Protein Intake, Fatigue and Quality of Life in Stable Outpatient Kidney Transplant Recipients

Nutrients. 2020 Aug 14;12(8):2451. doi: 10.3390/nu12082451.

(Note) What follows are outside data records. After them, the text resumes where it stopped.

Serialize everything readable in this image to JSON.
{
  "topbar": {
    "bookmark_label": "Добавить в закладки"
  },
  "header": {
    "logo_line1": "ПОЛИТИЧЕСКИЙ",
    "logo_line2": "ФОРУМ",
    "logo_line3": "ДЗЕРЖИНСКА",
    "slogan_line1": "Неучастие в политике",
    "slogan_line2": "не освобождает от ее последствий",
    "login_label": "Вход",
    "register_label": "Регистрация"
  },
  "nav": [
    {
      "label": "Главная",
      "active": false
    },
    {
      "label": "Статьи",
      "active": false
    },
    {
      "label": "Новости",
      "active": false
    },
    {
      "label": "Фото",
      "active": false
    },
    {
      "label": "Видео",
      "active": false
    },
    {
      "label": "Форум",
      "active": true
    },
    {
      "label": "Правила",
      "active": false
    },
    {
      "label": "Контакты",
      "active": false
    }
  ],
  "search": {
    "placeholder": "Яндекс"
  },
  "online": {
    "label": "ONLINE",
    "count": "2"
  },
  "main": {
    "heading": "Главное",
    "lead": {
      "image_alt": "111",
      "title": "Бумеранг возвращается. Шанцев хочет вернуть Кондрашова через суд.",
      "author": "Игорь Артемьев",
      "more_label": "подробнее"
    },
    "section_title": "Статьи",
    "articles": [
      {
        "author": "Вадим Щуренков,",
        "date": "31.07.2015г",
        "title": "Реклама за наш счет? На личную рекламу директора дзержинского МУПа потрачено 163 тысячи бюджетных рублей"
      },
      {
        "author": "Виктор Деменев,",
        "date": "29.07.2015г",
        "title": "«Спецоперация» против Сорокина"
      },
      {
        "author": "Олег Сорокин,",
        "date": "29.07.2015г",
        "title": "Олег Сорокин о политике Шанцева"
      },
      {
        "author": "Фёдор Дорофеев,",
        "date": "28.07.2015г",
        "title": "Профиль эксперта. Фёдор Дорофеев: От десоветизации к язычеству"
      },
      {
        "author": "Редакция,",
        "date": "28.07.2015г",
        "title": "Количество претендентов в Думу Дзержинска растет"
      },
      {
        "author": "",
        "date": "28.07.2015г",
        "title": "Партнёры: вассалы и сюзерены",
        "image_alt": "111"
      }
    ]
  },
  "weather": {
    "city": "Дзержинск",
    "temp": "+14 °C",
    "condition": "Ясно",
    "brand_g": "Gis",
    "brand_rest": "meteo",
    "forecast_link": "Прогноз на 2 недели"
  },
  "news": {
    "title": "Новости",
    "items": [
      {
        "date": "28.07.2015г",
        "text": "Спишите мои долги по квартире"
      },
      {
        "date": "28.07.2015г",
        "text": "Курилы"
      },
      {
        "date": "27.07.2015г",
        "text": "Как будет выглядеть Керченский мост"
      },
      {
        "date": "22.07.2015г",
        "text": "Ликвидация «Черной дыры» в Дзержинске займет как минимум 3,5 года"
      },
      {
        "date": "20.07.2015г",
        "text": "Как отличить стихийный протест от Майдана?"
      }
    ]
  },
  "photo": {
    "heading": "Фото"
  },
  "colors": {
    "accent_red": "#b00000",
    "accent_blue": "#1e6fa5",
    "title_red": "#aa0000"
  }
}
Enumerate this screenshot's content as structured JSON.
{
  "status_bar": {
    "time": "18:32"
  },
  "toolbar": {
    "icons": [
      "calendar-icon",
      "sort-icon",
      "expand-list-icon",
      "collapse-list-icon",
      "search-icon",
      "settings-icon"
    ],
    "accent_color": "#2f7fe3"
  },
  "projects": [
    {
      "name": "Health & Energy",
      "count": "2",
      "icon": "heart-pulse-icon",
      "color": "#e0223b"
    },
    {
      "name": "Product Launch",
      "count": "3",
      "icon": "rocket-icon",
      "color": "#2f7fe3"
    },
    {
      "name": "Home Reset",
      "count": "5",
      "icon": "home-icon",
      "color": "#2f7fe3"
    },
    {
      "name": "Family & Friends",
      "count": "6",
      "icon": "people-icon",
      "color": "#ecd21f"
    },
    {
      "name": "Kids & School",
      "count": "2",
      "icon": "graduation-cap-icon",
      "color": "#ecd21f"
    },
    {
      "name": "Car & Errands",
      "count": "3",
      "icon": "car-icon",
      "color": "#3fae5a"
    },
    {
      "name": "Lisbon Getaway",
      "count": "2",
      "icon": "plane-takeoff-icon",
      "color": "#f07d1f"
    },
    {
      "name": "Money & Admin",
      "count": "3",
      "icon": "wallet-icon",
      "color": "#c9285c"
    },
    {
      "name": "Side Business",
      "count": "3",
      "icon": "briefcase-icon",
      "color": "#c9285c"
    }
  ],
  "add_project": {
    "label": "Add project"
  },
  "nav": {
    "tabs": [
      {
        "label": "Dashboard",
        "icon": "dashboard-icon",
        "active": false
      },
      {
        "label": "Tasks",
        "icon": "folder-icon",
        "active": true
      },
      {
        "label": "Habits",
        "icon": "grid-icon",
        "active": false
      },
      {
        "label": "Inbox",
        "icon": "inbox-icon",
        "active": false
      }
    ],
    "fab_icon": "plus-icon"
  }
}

Fatigue is a frequent complaint in kidney transplant recipients (KTR), often accompanied by poor quality of life (QoL). The role of nutrition as determinant of fatigue in KTR is largely unexplored. The aims of this study are to examine the association of protein intake with fatigue and QoL in KTR and to identify other determinants of fatigue. This cross-sectional study is part of the TransplantLines Cohort and Biobank Study (NCT03272841). Protein intake was calculated from urinary urea nitrogen (UUN) in 24-h urine samples. Fatigue was assessed by the Checklist Individual Strength (CIS) questionnaire; moderate and severe fatigue were defined as a CIS score of 20-34 and ≥ 35, respectively. QoL was assessed with the RAND-36-Item Health Survey (RAND-36). Associations of protein intake with fatigue and QoL were analyzed using multinomial logistic and linear regression analyses. We included 730 stable outpatient KTR (median age 58 year [IQR 48-65], 57% male) with a mean protein intake of 82.2 ± 21.3 g/d. Moderate and severe fatigue were present in 254 (35%) and 245 (34%) of KTR. Higher protein intake was significantly associated with lower risk of moderate fatigue (OR 0.89 per 10 g/d; 95%CI 0.83-0.98, p = 0.01), severe fatigue (OR 0.85; 95%CI 0.78-0.92, p < 0.001) and was associated with higher physical component summary score of QoL (β 0.74 per 10 g/d; 95%CI 0.39-1.09, p < 0.001). Higher BMI, a history of dialysis, glomerulonephritis as primary kidney disease and a history of combined organ transplantation were also associated with severe fatigue. In conclusion, amongst the potential modifiable factors of fatigue, higher protein intake is independently associated with lower risk of moderate and severe fatigue and with better QoL in KTR. These findings underline the need to incorporate nutritional assessment in the diagnostic work-up of fatigue. Intervention studies are needed to assess the benefits and safety of higher protein intake in KTR.

Keywords: fatigue; kidney transplantation; nutrition; protein; quality of life.

MeSH terms

  • Aged
  • Body Mass Index
  • Cholestyramine Resin
  • Cross-Sectional Studies
  • Dietary Proteins / administration & dosage*
  • Eating / physiology*
  • Fatigue* / diagnosis
  • Fatigue* / etiology
  • Fatigue* / prevention & control
  • Female
  • Glomerulonephritis
  • Humans
  • Hypocreales
  • Kidney Transplantation* / adverse effects
  • Male
  • Middle Aged
  • Nutrition Assessment
  • Nutritional Physiological Phenomena / physiology*
  • Outpatients*
  • Quality of Life*
  • Risk


  • Dietary Proteins
  • Cholestyramine Resin

Supplementary concepts

  • Stylonectria carpini